Although it represents a decrease from the FY 2007 spending level President Bush’s FY 2008 proposed budget nonetheless requests the highest level of funding ever included in any President’s budget for U.S. Army Corps of Engineers water resources projects and programs, a total of $4.871b. Last year’s (FY 07) budget request was $4.733 billion. This budget request also proposes FY ’08 spending of $418 million for Inland Waterways Trust Fund financed projects, of which one-half will come from the dedicated Inland Waterways Trust Fund. The remainder would come from general treasury funds, as required under current law. The FY 2008 Civil Works Budget notes that…
WCI Reflects on Inland Waterways Industry in 2006
As the inland waterways industry looks back on 2006 and forward to 2007, Waterways Council, Inc. • President Bush’s FY 2007 proposed budget requested a record level of federal funding for 11 Inland Waterways Trust Fund (IWTF)-financed projects. The budget request proposed FY ’07 spending of $394 million for Inland Waterways Trust Fund financed projects, of which $197 million would come from the dedicated Inland Waterways Trust Fund. The remainder would come from general treasury funds, as required under current law. The President’s FY ‘07 budget request is the highest funding recommendation for IWTF funded projects since cost-sharing legislation was enacted into law in 1986.
Runaway Barges Corralled
According to the Uniontown Herald Standard, 19 barges that had been tied off along the banks of the Monongahela River broke free on April 4. The barges, owned by Consol Energy, wedged themselves against both sides of the bank about half a mile upstream from the Intercounty and the Lane Bane Bridge and stuck there until tugboats pulled them loose and crews were able to tie them off along the riverbank. The barges were kept at docks owned by Brownsville Marine Products. Emergency personnel were notified that the barges had broken free and were drifting down the river toward the bridges at 4:57 p.m. Crews spent almost two hours getting the situation under control. The barges were tied off by 6:30 p.m., the crowds that gathered along the riverbank disbanding shortly thereafter.
Feature: CEO Roundtable: Industry Leaders Speak to Strengths, Weaknesses and Challenges
MarineNews presents an old-fashioned roundtable discussion — collected via high-tech means — presenting the thoughts and concerns on the minds of six top executives from leading marine companies. MarineNews thanks Tom Allegretti, President and CEO, American Waterways Operators; Merritt Lane, President & CEO, Canal Barge Co.; Craig Philip, President & CEO, Ingram Marine Group; Joe Pyne, President & CEO, Kirby Corporation; Mark Knoy, President, Memco Barge Line; and Barry Palmer, President & CEO, Waterways Work! for sharing their views and expertise with our readers. MN: What is the most pressing challenge you feel is facing the barge/towing industry today?

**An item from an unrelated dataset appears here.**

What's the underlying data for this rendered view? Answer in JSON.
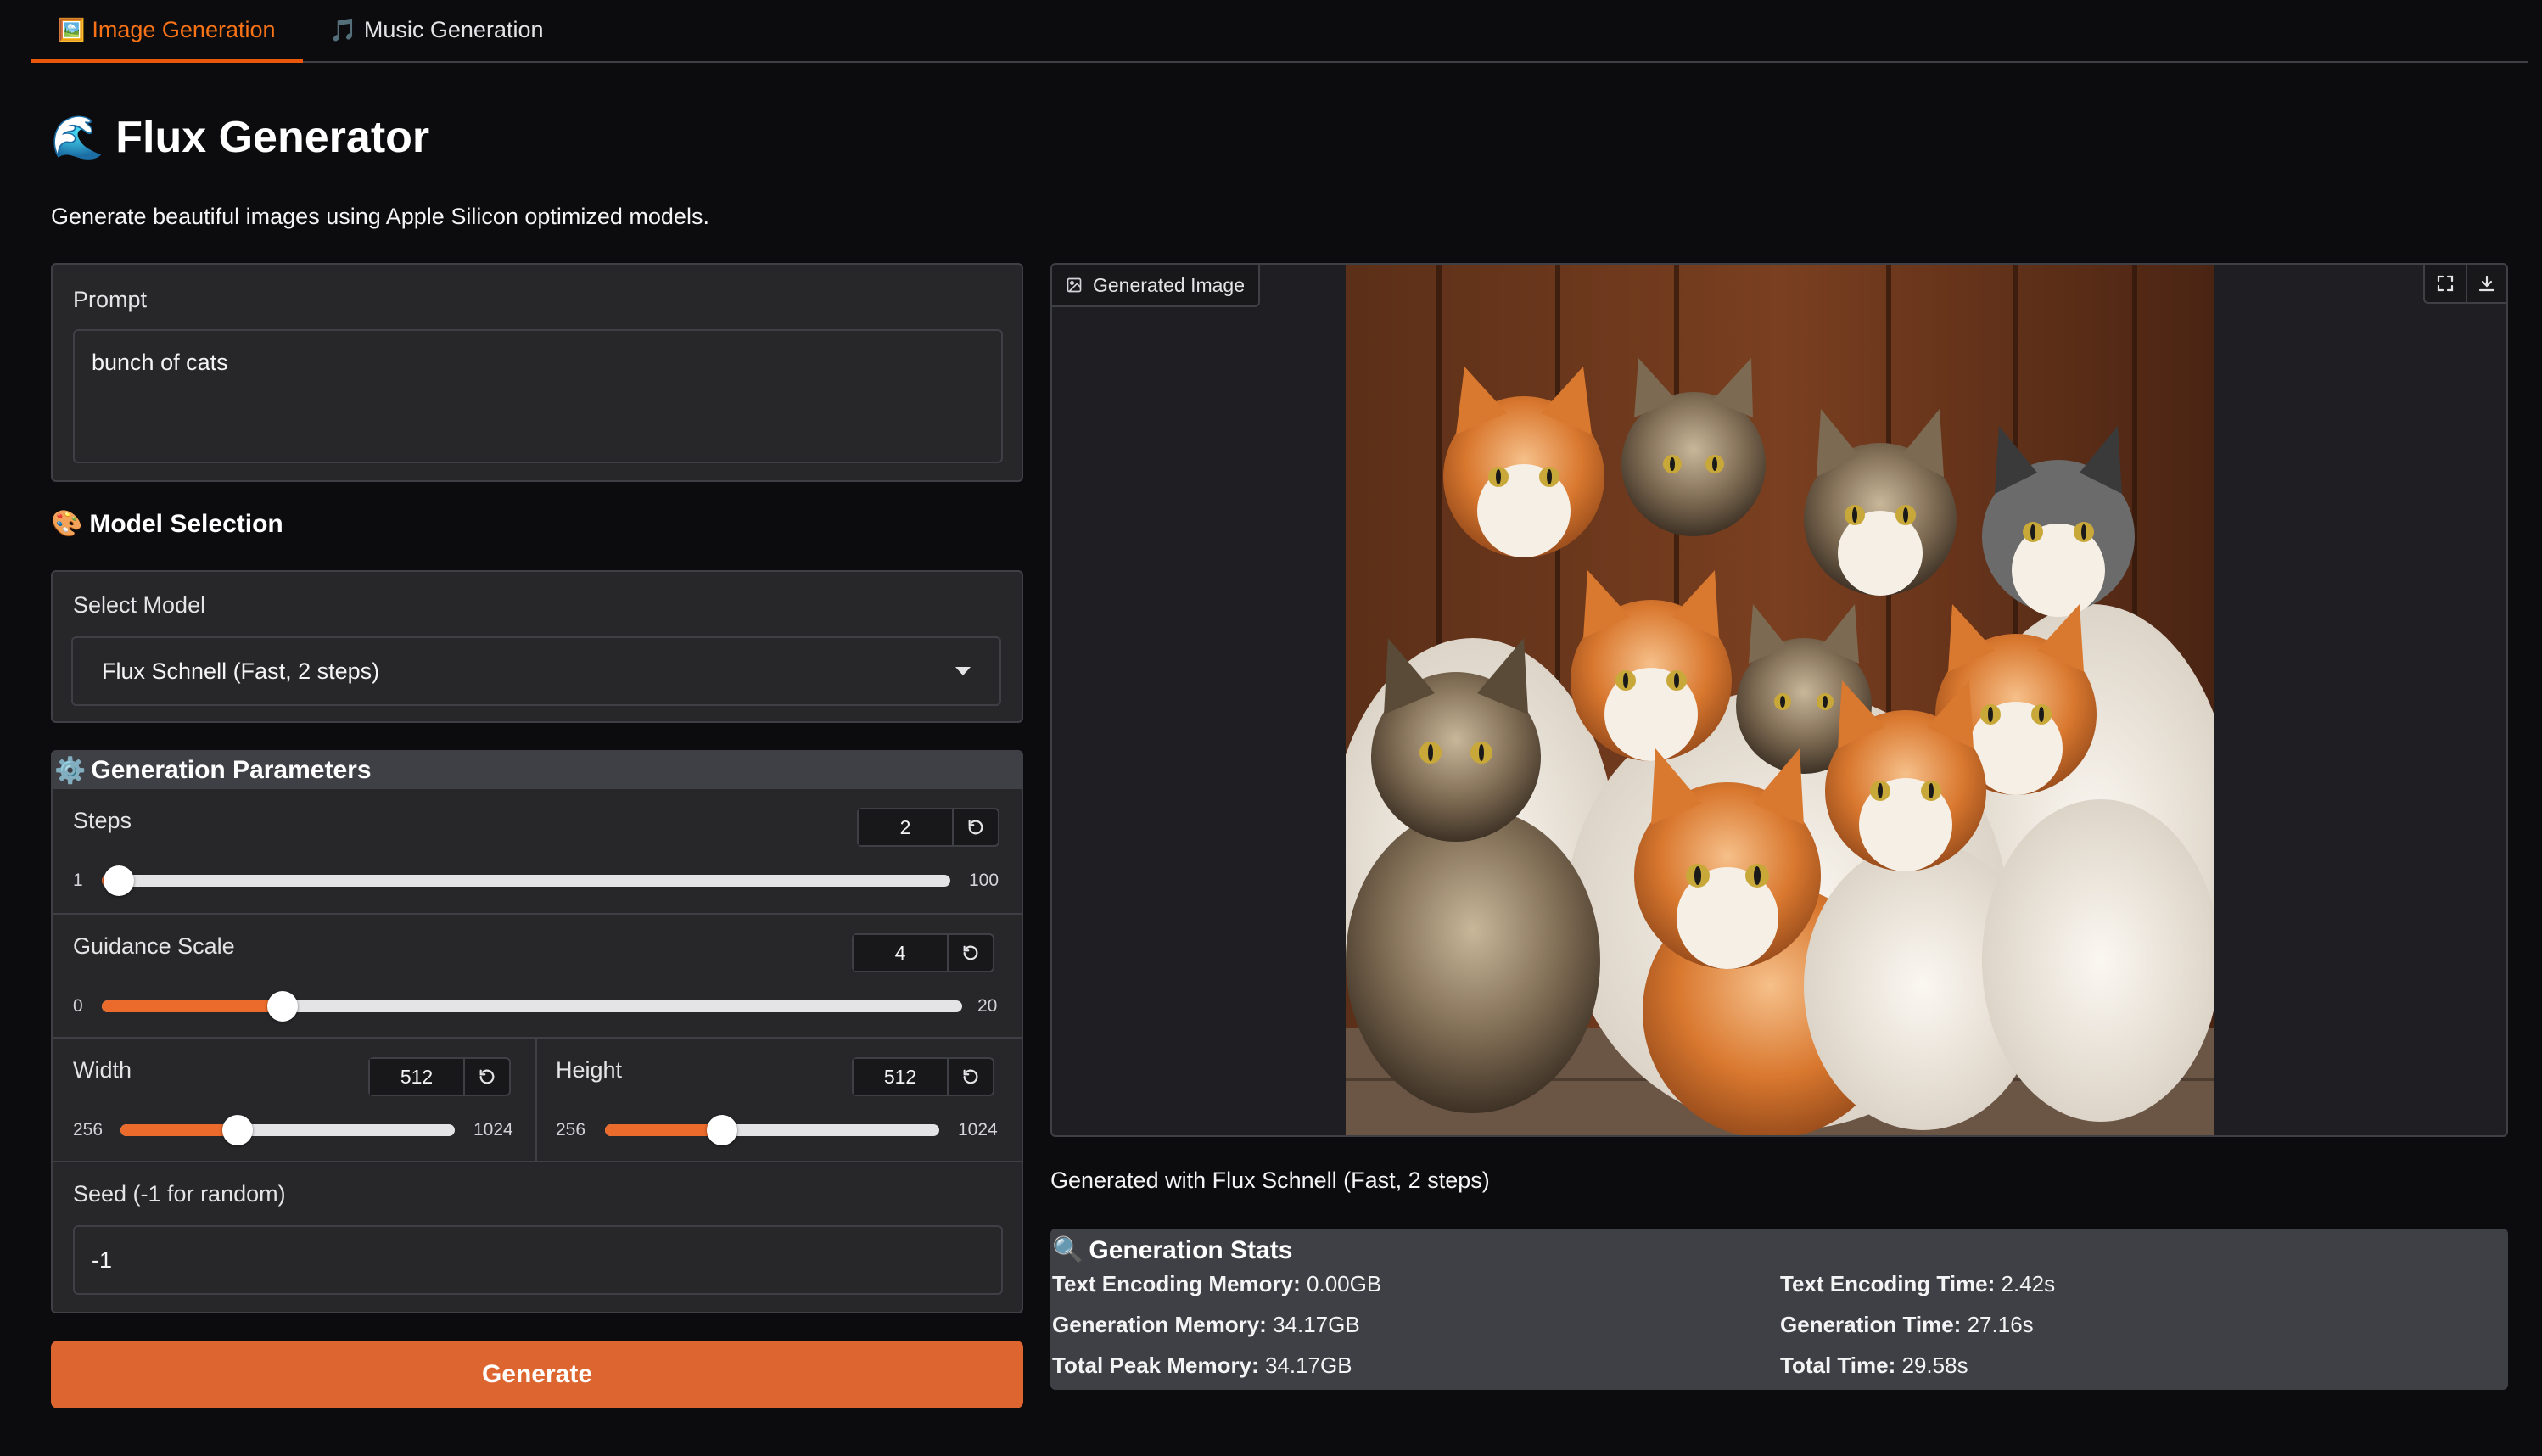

President’s Budget Requests Record Level of Funding for IWTF
President Bush’s FY 2007 proposed budget requests a record level of new federal funding for 11 Inland Waterways Trust Fund (IWTF)-financed projects. The budget request proposes FY ’07 spending of $394 million for Inland Waterways Trust Fund financed projects, of which $197 million will come from the dedicated Inland Waterways Trust Fund. The remainder would come from general treasury funds, as required under current law. The President’s FY ‘07 budget request is the highest funding recommendation for IWTF funded projects since cost-sharing legislation was enacted into law in 1986. The proposed FY 2007 budget also requests record level federal funding for the entire U.S. Army Corps of Engineers Civil Works program of $4.733 billion.